Ari Levy is CNBC.com's senior technology reporter in San Francisco.
Cadie Thompson is a tech reporter for the Enterprise Team for CNBC.com.
Working from Los Angeles, Boorstin is CNBC's media and entertainment reporter and editor of CNBC.com's Media Money section.
Jon Fortt is an on-air editor.
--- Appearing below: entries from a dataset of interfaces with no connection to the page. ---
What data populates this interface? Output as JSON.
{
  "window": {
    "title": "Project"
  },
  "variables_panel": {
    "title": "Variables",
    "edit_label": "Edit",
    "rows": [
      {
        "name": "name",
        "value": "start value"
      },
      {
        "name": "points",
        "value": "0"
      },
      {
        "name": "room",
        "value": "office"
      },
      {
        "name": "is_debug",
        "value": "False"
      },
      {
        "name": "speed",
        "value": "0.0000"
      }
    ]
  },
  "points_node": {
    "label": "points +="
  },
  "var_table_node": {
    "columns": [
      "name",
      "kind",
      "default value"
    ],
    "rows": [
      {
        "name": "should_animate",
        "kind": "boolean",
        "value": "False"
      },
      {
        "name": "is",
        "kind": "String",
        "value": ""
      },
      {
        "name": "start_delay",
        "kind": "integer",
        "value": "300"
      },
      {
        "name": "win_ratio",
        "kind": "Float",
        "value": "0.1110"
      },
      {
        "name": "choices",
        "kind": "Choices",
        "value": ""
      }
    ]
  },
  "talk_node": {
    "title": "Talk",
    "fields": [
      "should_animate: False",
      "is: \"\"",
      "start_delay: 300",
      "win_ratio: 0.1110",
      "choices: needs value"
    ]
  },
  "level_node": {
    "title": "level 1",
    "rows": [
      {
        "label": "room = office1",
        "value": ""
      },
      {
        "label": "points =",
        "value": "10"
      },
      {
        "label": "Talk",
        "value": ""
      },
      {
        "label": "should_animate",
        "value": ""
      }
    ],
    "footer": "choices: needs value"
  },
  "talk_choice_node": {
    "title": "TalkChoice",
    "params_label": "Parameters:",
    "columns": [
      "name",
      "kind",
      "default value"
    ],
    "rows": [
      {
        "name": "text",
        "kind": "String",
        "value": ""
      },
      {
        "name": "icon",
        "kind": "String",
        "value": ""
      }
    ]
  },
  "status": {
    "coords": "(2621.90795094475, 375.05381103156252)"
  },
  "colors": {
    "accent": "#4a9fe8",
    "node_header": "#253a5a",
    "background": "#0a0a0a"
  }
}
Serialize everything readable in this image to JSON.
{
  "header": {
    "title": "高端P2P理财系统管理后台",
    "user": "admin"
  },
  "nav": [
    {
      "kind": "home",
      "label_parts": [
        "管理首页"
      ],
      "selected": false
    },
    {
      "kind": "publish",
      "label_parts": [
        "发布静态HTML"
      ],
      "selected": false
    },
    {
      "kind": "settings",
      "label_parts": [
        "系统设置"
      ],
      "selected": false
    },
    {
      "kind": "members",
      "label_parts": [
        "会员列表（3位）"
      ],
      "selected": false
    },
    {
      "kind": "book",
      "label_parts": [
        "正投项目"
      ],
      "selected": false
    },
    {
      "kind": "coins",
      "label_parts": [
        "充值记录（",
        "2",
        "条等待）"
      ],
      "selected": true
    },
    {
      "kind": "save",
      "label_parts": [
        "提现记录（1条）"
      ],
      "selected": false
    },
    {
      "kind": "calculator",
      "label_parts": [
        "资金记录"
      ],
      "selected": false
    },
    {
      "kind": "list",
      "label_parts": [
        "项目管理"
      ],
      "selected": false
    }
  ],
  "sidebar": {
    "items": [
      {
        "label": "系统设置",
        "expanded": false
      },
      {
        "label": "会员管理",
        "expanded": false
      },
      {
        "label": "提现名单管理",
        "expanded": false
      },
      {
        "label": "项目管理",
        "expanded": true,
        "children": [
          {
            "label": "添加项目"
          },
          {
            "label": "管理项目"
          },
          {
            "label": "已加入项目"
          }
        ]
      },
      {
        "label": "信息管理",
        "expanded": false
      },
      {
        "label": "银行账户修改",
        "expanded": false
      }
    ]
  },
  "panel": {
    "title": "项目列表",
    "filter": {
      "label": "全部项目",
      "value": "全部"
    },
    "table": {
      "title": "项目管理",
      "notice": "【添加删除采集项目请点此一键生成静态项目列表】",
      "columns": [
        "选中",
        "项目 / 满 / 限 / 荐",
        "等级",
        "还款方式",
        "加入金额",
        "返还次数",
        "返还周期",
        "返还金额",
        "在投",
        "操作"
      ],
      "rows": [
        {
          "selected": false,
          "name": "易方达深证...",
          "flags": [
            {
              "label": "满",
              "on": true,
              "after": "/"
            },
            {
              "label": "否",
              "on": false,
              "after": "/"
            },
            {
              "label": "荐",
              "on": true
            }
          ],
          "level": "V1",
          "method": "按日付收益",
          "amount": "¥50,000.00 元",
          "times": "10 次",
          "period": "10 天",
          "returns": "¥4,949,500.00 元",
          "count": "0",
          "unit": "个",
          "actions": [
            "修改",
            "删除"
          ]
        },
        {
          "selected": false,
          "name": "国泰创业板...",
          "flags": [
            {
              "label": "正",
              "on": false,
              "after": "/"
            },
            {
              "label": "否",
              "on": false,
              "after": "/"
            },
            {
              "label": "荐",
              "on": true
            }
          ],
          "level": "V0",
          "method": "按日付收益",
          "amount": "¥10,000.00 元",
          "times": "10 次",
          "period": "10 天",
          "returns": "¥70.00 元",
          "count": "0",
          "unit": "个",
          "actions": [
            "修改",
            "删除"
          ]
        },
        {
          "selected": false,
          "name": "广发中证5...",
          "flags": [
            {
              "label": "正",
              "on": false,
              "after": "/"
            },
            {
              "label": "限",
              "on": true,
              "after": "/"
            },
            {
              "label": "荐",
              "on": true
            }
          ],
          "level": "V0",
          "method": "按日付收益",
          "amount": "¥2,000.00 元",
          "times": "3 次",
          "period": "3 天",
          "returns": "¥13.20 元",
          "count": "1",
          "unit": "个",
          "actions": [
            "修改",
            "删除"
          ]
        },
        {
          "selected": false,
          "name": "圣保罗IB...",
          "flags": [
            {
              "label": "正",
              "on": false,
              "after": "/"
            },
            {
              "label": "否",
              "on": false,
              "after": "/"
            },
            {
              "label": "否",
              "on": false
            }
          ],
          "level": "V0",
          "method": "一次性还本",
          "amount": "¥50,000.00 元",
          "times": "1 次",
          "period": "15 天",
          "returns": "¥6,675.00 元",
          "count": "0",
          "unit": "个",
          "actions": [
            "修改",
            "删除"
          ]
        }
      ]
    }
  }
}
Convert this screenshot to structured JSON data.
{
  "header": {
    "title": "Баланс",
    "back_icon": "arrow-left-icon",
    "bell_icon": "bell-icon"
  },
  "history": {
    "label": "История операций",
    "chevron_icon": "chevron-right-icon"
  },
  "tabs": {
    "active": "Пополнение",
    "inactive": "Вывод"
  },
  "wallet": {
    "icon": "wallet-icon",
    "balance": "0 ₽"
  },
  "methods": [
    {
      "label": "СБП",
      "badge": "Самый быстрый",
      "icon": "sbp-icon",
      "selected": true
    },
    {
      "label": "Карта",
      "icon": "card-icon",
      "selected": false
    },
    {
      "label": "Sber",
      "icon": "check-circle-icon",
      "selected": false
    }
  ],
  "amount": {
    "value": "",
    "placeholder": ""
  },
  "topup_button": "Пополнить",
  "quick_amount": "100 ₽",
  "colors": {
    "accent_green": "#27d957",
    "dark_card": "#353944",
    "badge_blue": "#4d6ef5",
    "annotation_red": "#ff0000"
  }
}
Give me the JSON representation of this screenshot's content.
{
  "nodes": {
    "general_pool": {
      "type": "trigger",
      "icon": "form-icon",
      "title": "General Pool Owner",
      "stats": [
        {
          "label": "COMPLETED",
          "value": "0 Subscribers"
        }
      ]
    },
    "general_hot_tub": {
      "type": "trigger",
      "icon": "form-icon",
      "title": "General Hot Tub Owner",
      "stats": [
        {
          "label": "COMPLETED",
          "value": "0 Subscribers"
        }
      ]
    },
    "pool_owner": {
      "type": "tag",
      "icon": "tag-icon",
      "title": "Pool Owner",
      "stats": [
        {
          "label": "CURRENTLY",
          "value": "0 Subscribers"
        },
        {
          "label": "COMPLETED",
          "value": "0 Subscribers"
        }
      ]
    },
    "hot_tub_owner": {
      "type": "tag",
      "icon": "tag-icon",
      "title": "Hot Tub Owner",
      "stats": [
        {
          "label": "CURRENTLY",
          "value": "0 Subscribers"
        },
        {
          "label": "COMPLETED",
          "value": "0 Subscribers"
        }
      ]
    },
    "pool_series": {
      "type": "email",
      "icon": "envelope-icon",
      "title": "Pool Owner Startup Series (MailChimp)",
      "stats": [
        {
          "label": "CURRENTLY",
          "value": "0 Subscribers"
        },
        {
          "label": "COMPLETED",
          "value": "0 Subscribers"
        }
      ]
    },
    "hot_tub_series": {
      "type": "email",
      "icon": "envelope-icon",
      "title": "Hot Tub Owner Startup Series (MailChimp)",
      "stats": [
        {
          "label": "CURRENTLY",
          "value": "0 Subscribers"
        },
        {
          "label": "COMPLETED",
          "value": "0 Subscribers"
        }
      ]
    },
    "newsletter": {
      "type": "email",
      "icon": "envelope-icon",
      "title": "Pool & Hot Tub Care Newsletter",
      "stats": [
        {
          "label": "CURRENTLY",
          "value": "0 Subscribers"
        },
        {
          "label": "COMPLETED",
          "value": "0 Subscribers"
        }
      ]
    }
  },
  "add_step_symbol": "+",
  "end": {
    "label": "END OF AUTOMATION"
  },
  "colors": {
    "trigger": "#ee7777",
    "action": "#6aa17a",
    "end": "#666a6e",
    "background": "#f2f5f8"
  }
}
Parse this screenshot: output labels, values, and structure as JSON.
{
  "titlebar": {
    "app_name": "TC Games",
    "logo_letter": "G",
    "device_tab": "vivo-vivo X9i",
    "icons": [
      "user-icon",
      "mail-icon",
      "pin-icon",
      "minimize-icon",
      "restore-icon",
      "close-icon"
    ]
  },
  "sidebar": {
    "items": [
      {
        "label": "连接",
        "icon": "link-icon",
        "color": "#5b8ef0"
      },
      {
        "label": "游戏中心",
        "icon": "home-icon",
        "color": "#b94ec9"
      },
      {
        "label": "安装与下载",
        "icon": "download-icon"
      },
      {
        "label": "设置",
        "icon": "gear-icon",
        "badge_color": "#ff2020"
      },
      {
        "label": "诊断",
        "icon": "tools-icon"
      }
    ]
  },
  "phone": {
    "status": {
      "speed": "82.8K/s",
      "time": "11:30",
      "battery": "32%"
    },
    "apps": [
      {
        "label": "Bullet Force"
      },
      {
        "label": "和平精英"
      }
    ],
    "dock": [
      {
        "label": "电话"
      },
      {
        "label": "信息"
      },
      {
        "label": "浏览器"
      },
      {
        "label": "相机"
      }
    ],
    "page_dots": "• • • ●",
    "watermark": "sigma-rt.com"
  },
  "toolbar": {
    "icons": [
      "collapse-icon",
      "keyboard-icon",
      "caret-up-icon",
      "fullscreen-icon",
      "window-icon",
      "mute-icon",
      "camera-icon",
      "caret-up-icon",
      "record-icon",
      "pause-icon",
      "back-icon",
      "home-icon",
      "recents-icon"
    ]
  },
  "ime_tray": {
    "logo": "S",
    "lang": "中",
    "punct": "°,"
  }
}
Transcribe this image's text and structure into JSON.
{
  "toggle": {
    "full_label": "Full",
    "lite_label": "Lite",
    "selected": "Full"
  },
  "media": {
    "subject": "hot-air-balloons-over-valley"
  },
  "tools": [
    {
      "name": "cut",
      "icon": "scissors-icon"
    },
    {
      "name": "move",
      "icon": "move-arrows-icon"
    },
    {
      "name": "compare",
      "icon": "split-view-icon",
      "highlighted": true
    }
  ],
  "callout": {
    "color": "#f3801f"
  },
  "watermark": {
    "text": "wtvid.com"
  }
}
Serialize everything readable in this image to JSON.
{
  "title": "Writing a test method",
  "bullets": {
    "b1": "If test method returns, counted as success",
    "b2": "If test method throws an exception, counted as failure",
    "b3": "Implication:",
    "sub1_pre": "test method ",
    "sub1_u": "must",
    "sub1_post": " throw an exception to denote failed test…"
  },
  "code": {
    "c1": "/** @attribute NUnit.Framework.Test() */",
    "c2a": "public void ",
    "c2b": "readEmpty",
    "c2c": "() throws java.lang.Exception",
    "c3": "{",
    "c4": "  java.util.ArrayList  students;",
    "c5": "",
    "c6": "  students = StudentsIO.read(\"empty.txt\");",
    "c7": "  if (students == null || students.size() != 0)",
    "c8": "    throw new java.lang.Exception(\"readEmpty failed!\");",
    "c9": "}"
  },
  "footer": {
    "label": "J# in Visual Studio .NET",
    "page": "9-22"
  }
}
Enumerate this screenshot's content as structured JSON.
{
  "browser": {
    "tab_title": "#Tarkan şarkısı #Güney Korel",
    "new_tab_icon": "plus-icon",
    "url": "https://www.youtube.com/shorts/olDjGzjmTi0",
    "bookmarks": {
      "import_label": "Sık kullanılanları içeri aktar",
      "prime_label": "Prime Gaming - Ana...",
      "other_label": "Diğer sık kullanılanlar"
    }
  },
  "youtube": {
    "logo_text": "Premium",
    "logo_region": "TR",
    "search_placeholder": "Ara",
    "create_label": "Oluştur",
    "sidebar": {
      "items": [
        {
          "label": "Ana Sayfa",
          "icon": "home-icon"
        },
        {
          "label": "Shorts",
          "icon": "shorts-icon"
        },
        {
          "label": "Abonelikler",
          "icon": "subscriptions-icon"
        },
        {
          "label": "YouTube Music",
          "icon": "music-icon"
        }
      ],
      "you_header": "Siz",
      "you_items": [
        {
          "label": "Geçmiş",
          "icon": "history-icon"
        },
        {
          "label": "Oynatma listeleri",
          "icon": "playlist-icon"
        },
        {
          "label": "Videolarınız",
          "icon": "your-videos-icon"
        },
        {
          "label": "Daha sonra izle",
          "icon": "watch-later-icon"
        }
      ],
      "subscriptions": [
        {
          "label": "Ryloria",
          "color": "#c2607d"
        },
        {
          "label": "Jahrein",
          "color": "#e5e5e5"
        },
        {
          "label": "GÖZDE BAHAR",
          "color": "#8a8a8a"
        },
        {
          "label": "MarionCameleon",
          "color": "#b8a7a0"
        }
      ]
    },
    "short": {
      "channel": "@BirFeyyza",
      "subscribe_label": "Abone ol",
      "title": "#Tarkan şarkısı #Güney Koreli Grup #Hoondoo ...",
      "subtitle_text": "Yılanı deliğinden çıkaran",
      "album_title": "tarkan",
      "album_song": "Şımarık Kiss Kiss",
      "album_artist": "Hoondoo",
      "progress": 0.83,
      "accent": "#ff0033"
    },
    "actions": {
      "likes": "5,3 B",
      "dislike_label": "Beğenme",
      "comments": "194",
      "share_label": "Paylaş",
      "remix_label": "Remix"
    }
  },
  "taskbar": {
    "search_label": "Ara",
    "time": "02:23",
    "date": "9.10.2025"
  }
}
He covers the companies, start-ups, and trends that are driving innovation in the industry.
Josh Lipton is CNBC's technology correspondent, working from CNBC's Silicon Valley bureau.
Mark Berniker is CNBC's Silicon Valley/San Francisco Bureau Chief covering technology and digital media.
Uber's current dispute with the State of South Carolina is not "as big as it may sound," according to a state official.
Investors in the electric carmaker "have to go along for that ride" in volatility, said Adam Jonas of Morgan Stanley.
The U.S. commerce secretary disputes the idea that Obama cannot reach a deal on corporate taxes with Congress.